In an email to NPR Saturday, an AstraZeneca spokesperson said "the company will continue to work with health authorities across the world, including the FDA, and be guided as to when other clinical trials can resume".
The statement said the UK Medicines Health Regulatory Authority approved trials to resume after an independent review of data "triggered a voluntary pause" on September 6.
The Oxford vaccine is still subject to trials, but it has reached advanced stages in many countries and the final phase of trials in Brazil.
During the study, participants who received the vaccine had detectable neutralising antibodies, which have been suggested by researchers as important for protection, and these responses were strongest after a booster dose, with 100 per cent of participants' blood having neutralising activity against the coronavirus.
The Oxford clinical trials are the third Phase 3 trials to begin in the U.S.

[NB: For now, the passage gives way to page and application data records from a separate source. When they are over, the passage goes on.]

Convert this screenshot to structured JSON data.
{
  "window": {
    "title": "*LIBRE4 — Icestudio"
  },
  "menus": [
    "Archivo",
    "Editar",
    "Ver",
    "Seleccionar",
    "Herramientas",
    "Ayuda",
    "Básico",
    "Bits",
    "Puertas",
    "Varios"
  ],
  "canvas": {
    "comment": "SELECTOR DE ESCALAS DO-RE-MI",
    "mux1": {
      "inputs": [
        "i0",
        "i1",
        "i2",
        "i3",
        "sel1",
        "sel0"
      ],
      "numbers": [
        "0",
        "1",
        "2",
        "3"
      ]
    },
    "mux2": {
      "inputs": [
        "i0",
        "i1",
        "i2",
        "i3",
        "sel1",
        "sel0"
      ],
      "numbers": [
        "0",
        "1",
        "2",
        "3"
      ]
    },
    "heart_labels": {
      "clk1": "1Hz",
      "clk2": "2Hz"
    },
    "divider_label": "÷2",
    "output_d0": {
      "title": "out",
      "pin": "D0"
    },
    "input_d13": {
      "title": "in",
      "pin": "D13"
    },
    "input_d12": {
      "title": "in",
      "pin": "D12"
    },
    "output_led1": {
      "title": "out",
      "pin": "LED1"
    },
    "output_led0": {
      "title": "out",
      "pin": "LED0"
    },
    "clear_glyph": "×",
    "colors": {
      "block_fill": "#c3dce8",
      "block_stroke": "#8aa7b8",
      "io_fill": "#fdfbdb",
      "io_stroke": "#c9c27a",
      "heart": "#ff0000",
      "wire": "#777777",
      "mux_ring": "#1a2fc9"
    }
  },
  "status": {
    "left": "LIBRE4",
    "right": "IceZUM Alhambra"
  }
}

He said the trial was going well, but unfortunately a few days ago the news came out that it had been halted because one of the recipients developed a case of transverse myelitis, which is an inflammatory condition of the spinal cord which causes sensory and motor deficits.
The vaccine is in late-stage clinical trials in the United States, Britain, Brazil and South Africa and additional trials are planned in Japan and Russian Federation.
Temporary holds on large medical studies are not uncommon, and looking into any unexpected reactions is a mandatory part of safety testing.
AstraZeneca has already said it would work with health authorities around the world to supply around three billion doses of the vaccine "equitably", to countries including Russia, China, the USA and Brazil.
However, WHO's Chief Scientist Soumya Swaminathan said there's not much to be discouraged about.
The report follows others in which a separate Chinese company, Sinovac Biotech, reported at a trade fair in Beijing last week that it, too, had injected between 2,000 and 3,000 of its employees and family members with its experimental vaccine.